■ WORK TO COMPLETE ■
Scan the entries below. List each line with "commands".

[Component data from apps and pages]
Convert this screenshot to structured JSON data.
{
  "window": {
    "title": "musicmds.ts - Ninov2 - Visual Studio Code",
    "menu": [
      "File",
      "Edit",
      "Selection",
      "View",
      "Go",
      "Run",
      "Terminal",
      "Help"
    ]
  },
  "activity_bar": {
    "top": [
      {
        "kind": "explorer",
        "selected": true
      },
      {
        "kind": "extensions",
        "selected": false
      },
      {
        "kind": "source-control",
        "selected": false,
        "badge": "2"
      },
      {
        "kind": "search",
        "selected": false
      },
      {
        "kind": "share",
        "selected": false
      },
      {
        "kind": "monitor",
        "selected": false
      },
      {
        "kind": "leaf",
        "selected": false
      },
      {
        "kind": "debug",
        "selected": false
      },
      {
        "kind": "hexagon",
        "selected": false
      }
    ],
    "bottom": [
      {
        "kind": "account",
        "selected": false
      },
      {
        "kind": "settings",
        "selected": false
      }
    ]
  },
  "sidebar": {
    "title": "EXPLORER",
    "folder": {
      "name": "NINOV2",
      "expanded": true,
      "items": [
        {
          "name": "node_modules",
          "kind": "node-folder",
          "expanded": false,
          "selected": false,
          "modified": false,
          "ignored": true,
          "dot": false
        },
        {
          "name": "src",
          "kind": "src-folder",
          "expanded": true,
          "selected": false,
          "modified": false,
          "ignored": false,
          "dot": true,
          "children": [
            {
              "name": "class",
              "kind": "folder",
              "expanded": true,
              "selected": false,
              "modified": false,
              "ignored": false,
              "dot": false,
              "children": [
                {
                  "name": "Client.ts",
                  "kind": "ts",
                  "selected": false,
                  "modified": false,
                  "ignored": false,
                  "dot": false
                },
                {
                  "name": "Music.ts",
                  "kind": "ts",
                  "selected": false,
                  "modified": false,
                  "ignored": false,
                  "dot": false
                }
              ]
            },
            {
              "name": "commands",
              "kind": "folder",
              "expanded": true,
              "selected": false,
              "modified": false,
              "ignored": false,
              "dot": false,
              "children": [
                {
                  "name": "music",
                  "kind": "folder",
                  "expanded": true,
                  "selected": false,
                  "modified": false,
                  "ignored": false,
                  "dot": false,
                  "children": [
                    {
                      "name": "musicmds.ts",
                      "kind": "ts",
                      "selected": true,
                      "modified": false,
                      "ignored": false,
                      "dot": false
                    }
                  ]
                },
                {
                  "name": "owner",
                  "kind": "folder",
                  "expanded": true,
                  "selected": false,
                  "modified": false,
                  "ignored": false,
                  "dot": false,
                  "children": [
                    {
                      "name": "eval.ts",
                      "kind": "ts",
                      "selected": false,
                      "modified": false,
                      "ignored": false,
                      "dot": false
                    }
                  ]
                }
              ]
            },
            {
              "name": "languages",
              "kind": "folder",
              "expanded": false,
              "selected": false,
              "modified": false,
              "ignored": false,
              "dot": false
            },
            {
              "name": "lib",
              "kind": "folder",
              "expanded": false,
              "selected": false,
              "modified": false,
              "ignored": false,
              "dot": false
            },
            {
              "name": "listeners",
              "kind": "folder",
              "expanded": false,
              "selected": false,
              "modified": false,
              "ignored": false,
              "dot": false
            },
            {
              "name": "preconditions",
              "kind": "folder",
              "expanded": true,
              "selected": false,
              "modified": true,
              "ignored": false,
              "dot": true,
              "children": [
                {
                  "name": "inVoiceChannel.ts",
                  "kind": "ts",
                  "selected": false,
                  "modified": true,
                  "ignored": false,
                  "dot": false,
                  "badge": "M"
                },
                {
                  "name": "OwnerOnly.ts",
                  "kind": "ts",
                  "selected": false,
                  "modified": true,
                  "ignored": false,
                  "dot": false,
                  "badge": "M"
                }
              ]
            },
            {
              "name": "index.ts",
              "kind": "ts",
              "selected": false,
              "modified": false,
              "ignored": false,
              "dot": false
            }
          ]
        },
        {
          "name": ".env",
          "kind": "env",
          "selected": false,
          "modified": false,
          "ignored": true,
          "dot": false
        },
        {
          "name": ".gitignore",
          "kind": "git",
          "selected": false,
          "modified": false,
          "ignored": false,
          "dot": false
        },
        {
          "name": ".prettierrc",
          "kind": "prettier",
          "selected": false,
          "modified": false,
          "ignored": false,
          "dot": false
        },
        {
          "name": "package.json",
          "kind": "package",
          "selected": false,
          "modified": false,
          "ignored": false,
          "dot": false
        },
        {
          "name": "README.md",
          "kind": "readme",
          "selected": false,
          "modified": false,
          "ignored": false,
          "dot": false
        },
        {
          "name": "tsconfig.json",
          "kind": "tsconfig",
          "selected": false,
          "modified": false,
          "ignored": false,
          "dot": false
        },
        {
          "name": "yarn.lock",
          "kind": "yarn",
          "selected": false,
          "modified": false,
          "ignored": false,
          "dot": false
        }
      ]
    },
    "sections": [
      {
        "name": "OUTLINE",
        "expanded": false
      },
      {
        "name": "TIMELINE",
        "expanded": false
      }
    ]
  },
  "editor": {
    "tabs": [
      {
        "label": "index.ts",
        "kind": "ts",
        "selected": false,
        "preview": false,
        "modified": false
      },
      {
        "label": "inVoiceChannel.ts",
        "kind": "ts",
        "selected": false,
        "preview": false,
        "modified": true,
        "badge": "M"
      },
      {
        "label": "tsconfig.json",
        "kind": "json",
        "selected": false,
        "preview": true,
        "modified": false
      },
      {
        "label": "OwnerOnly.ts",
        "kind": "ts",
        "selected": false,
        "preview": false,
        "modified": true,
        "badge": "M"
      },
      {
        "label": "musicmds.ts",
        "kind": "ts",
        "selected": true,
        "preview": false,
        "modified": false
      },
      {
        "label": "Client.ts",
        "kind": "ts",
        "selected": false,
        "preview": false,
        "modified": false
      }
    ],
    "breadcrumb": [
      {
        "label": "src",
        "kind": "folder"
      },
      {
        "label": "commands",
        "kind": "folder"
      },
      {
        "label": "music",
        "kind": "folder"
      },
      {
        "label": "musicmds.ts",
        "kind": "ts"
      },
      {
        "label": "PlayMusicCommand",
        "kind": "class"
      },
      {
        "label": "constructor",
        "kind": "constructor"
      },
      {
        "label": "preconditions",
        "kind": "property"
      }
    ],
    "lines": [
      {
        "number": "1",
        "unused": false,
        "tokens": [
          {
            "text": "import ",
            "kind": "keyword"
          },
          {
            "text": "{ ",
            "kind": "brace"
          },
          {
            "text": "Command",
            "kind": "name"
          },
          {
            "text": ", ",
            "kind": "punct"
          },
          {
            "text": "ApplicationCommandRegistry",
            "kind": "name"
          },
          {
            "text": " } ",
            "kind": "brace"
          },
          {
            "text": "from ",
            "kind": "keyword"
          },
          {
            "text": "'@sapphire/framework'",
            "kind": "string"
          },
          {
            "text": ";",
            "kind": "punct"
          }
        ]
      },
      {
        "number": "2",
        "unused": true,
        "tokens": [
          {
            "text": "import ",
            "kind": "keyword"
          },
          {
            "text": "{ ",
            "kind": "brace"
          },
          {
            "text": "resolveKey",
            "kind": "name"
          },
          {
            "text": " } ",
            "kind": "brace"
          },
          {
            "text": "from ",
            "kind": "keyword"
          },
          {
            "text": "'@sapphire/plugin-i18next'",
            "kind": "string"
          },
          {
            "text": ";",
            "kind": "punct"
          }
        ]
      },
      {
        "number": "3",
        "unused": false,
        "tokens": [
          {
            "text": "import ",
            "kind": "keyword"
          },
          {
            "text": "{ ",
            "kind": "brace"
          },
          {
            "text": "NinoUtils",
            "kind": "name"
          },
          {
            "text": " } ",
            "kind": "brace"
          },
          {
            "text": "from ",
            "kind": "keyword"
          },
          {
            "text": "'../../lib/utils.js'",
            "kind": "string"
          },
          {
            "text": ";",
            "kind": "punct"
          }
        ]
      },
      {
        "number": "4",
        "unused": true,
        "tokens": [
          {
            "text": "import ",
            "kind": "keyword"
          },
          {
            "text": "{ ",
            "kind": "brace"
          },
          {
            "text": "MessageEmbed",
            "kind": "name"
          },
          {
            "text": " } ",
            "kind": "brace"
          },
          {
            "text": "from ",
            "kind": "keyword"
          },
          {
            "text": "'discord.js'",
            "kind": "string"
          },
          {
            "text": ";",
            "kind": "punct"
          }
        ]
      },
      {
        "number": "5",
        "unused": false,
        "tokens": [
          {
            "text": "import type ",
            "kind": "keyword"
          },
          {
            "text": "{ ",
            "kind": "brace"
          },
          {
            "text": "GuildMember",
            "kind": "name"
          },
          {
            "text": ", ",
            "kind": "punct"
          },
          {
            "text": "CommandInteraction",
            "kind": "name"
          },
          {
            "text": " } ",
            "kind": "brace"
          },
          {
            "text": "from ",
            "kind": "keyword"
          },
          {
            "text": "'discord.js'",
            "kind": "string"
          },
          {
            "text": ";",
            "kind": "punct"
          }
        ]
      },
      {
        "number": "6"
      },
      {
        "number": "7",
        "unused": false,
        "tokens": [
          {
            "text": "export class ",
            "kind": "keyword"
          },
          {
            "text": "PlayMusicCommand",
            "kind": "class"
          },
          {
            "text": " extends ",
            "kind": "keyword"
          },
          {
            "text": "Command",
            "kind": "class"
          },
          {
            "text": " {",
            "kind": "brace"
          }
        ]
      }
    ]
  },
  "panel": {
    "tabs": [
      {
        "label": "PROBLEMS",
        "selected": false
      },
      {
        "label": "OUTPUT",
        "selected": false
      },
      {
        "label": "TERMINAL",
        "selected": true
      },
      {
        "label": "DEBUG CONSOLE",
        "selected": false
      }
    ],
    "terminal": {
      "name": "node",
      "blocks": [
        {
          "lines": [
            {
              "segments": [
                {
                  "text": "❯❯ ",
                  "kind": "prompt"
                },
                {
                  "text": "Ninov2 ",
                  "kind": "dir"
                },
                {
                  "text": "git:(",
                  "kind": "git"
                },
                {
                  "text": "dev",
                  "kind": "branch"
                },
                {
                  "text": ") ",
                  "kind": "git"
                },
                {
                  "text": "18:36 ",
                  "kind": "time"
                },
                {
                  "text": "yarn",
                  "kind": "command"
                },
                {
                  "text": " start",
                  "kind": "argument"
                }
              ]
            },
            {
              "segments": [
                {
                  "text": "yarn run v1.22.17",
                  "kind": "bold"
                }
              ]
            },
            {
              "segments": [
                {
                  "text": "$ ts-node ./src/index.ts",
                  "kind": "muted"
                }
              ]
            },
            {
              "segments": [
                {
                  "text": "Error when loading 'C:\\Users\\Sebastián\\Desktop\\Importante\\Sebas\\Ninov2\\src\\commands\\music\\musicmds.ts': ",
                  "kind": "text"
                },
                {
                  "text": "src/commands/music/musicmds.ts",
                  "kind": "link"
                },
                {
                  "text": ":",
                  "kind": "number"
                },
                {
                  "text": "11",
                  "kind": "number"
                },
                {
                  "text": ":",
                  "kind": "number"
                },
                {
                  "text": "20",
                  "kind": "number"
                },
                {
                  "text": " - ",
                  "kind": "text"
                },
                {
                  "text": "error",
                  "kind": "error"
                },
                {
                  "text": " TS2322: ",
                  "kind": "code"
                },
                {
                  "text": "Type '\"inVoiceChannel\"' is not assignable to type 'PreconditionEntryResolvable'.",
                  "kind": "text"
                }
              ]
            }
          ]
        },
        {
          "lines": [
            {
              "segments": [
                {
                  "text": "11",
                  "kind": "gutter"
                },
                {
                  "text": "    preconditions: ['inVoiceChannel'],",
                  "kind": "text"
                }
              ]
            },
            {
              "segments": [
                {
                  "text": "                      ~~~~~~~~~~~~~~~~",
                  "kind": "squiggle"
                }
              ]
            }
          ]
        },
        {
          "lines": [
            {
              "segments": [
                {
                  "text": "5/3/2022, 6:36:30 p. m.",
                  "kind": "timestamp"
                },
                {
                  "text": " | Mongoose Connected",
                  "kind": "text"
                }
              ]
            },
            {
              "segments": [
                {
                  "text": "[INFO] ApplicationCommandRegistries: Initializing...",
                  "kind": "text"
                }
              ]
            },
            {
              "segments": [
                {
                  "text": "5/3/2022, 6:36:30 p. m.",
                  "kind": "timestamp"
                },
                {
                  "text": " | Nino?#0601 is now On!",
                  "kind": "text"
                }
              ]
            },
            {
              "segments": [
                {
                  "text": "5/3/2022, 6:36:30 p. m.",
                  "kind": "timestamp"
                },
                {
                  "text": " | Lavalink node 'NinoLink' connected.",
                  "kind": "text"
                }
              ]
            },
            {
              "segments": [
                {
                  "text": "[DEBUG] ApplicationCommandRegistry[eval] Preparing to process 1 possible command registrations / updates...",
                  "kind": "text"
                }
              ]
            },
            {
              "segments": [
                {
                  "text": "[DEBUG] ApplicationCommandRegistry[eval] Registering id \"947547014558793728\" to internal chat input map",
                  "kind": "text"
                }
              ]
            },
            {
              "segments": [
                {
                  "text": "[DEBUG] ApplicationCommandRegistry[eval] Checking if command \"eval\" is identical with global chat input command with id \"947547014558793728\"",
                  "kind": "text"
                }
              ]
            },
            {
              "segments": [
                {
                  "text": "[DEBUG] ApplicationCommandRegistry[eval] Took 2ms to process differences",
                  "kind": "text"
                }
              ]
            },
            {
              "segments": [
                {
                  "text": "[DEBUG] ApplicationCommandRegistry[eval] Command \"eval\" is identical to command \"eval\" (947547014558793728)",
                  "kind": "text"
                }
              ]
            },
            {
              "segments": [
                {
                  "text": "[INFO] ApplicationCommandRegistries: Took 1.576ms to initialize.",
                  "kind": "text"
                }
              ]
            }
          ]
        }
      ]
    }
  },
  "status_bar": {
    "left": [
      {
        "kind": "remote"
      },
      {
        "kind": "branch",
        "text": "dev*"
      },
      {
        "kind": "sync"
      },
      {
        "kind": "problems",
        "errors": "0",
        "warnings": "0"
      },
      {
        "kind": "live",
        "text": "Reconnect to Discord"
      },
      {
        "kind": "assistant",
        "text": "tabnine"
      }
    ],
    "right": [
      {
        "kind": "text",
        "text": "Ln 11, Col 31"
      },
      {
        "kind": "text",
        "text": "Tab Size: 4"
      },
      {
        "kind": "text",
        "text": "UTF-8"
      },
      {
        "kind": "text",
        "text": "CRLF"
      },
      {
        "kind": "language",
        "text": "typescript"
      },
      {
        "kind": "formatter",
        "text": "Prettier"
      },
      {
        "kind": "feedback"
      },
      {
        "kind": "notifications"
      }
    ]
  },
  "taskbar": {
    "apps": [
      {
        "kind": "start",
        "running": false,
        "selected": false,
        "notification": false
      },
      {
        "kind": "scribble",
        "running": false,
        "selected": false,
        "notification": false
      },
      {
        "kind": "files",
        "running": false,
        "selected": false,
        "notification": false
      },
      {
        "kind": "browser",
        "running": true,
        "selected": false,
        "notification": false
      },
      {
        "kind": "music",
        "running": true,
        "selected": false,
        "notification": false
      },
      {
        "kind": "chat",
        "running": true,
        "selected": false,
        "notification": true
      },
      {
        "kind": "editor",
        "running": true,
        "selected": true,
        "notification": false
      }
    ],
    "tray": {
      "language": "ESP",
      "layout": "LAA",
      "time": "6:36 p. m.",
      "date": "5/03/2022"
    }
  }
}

■ YOUR SOLUTION ■
              "name": "commands",
        "label": "commands",
                  "text": "Error when loading 'C:\\Users\\Sebastián\\Desktop\\Importante\\Sebas\\Ninov2\\src\\commands\\music\\musicmds.ts': ",
                  "text": "src/commands/music/musicmds.ts",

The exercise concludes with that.